Intel intros a new node naming scheme – 10nm Enhanced SuperFin is now Intel 7

Intel intros a new node naming scheme - 10nm Enhanced SuperFin is now Intel 7

Intel intros a new node naming scheme – 10nm Enhanced SuperFin is now Intel 7

During their IDM 2.0 focused “Intel Accelerated” keynote, Intel announced that it would be changing its process technology naming scheme to match the naming schemes used by the rest of the semiconductor industry. While 10nm and 10nm SuperFin will retain their current names, the company’s new 10nm Enhanced SuperFin and newer nodes will feature an all-new naming scheme for Intel. 

10nm Enhanced SuperFin Becomes Intel 7 

Lithography Node names are traditionally linked with gate widths, but as process technology continued to get smaller and smaller, node names diverged from this key metric. New transistor designs and enhanced node characteristics allowed manufacturers to improve the performance and efficiency of their transistors without gate size decreases, making node names based on gate size irrelevant. 

TSMC, Globalfoundries and Samsung have all moved away from traditional node naming methods, and now Intel is doing the same. Intel’s 10nm node is similar in size to TSMC’s 7nm node on a per-transistor basis, which is why Intel’s new 10nm Enhanced SuperFin node will be called Intel 7. 

What makes Intel 7 special? 

Intel’s 10nm Enhanced SuperFin/Intel 7 node is now in volume production, and with this node, Intel has promised a 10-15% improvement in performance per watt, which is great news for Intel upcoming Intel 7 products. 

The Intel 7 name signals that this node delivers similar characteristics to 7nm nodes from Samsung and TSMC. Intel has started producing more 10nm wafers than 14nm wafers this quarter, signalling that their 10nm/Intel 7 based products have now entered mass production. 

Intel 7 will be used to create Intel’s Alder Lake desktop/mobile processors and the company’s Sapphire Rapids Server processors. Products based on Intel’s Intel 7 node will be launched this quarter with Alder Lake. 

Intel intros a new node naming scheme - 10nm Enhanced SuperFin is now Intel 7  
The future of Intel – An Accelerated Lithography Roadmap

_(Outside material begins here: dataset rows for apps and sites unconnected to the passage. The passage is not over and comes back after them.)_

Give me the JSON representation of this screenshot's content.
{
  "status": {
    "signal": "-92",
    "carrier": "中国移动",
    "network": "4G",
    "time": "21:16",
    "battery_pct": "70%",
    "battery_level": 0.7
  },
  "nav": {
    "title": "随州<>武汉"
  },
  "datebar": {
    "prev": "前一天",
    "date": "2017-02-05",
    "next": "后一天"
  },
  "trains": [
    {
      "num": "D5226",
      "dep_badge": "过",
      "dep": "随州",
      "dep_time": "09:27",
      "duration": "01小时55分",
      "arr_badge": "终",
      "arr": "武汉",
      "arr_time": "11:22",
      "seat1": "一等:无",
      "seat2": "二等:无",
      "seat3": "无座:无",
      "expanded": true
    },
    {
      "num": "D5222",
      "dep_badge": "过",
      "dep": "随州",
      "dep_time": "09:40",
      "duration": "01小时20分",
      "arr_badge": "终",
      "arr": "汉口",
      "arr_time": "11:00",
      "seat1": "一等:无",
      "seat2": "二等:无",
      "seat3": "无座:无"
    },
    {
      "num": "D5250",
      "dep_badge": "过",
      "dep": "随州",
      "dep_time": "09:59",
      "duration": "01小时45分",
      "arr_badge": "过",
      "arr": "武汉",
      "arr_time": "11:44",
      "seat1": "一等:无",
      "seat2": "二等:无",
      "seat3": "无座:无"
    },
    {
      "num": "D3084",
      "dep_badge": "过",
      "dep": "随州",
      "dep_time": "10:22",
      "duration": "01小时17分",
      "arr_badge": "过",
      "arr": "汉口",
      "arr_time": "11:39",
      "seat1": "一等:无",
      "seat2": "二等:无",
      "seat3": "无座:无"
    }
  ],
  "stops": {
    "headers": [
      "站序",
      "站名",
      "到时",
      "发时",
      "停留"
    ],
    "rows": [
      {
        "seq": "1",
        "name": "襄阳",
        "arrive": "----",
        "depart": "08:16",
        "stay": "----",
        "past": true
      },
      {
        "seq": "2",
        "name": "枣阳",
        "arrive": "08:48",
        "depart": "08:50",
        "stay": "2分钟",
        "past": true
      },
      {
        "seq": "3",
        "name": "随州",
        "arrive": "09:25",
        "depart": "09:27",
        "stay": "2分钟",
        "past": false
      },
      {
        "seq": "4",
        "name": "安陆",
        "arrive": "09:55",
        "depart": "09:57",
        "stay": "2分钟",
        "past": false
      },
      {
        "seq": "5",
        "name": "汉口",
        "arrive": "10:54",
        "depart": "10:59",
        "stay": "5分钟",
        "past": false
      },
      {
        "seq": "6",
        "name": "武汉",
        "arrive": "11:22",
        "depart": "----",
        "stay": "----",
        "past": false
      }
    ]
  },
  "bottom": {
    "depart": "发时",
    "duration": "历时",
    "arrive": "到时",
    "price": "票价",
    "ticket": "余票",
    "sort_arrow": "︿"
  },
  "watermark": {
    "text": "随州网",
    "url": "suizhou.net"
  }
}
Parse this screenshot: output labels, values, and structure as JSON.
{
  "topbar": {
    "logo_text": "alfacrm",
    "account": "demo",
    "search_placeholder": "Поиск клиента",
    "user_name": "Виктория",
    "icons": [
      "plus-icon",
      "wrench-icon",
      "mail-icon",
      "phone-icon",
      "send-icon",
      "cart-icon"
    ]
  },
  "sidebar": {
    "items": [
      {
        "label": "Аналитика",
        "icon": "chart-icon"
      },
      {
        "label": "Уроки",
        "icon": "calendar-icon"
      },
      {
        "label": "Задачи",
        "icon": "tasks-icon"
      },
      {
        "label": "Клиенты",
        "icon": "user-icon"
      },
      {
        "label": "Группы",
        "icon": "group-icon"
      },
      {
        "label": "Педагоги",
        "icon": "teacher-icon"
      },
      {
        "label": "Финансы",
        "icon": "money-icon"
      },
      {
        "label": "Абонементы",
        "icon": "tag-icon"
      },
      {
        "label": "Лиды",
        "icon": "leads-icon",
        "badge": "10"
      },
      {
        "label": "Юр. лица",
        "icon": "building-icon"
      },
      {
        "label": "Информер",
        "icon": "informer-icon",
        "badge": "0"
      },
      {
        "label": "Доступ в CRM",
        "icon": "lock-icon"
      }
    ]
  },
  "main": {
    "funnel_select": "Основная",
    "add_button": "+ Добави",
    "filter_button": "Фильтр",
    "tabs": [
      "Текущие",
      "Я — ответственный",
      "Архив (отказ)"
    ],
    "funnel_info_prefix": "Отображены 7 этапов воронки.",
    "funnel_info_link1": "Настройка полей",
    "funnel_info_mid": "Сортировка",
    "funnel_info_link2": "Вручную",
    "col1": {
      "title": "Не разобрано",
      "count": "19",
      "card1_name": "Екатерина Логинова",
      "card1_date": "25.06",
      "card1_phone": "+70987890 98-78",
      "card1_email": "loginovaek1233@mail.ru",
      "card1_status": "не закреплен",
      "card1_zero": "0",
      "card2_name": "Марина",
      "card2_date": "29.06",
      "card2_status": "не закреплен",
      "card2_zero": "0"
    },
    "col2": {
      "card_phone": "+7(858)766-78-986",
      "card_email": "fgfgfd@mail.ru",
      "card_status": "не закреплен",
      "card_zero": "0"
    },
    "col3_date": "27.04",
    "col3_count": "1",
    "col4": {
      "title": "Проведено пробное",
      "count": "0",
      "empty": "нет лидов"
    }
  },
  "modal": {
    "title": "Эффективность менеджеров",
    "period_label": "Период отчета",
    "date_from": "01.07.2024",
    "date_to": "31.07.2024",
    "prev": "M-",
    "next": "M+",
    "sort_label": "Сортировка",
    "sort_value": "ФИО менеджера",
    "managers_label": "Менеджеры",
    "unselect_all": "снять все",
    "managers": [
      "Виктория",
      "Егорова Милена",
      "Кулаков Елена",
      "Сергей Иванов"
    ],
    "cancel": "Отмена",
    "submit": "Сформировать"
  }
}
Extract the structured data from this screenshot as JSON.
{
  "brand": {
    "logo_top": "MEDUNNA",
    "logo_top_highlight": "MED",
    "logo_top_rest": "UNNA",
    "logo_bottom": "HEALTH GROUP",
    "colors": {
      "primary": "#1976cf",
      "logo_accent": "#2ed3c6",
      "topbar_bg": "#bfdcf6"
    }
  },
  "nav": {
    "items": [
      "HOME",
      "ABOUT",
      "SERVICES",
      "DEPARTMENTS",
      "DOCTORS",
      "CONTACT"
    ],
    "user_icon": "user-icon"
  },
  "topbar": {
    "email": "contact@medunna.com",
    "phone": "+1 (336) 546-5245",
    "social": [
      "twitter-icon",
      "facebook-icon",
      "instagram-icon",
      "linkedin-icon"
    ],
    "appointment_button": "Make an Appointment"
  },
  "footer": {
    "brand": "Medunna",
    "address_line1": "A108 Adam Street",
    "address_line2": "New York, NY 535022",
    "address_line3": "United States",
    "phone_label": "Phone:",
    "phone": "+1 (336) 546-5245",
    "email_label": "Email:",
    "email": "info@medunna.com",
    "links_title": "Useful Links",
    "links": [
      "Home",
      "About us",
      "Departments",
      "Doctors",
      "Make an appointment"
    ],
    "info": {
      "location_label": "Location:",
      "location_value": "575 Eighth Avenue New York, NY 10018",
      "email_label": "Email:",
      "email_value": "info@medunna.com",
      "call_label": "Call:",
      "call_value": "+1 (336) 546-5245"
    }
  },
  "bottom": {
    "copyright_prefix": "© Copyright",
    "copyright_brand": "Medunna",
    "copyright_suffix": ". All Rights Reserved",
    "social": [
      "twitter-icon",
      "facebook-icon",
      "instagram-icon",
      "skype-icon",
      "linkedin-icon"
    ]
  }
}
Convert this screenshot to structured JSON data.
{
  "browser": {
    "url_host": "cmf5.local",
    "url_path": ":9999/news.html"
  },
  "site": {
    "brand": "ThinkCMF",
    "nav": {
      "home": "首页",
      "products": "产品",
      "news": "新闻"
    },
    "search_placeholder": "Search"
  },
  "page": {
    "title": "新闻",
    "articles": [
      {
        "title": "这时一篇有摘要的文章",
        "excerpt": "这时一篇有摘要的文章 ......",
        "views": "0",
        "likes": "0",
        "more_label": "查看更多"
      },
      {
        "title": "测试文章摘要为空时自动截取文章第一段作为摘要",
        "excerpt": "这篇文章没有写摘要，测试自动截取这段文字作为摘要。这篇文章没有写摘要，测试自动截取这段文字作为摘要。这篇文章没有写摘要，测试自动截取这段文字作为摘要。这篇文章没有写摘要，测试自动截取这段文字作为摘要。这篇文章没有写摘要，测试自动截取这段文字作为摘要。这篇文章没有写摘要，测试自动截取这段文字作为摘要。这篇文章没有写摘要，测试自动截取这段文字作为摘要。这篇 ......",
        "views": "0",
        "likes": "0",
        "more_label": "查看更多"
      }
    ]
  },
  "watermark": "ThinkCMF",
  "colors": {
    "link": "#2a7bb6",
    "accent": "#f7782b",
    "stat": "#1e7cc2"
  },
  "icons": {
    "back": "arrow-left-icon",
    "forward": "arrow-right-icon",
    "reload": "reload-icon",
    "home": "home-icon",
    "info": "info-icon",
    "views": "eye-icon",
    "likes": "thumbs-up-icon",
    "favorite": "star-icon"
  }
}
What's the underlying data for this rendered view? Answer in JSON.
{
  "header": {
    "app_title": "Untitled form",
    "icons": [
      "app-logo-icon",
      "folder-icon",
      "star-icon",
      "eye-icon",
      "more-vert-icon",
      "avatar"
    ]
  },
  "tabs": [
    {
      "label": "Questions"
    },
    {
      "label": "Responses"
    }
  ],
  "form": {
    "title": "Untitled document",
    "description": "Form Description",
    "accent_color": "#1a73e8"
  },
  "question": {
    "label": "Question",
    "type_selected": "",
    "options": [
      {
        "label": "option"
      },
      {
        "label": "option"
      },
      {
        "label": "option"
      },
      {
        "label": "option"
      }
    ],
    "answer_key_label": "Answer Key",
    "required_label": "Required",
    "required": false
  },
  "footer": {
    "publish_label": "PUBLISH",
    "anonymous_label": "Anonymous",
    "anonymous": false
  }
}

Intel’s planned 7nm node has now been renamed to Intel 7, promising users a 20% performance/watt gain and smaller transistors through the “full use” of EUV technology. Intel’s “Intel 4” node will be used to create their Granite Rapids compute tiles for datacenter CPUs and to create the company’s Meteor Lake compute tiles.  

Intel 4 will be 2x as dense as Intel 7, offer customers a 4x reduction in design rules and support Intel’s next-generation Foveros and EMIB technologies. Intel’s “Intel 3” node will deliver further benefits, with Intel planning to create products using the node in the second half of 2023. 

Intel 20A – A Next-Gen Node

With Intel 20A, with A standing for Angstron (10^-10 m/0.1nm), Intel plans to offer their customers a fully next-generation process technology. Intel 20A will be a process node that’s based on GAAFET (Gate-All-Around FET) technology, utilising what Intel calls RibbonFET technology. RibbonFET will be Intel’s largest process technology shift since their move to FinFET in 2011. 

Alongside RibbonFET, Intel will be utilising a new technology called PowerVia to enable backside power delivery, optimising signal transmission to improve the characteristics of their lithography process further. Moving forward, Intel also plans to create smaller process technologies like Intel 18A to enable further performance increases with refined RibbonFET transistors. 

Intel intros a new node naming scheme - 10nm Enhanced SuperFin is now Intel 7  

Alongside their new process technology roadmap, Intel has revealed enhancements to their packaging technologies to facilitate the creation of new 3D processors. 
The critical thing to consider with these announcements is that they don’t exclusively apply to Intel’s own products. Though IDM 2.0, Intel will be opening up its fabs to 3rd parties to facilitate the creation of non-Intel products using Intel’s lithography and packaging technologies. Intel has confirmed that Amazon and Qualcomm will be Intel Foundry services customers, a change that will allow Intel to profit from its own products and those of its competitors. In theory, even AMD could manufacture their future processors at Intel’s fabs. 

You can join the discussion on Intel new process technology naming scheme and technology roadmap on the OC3D Forums.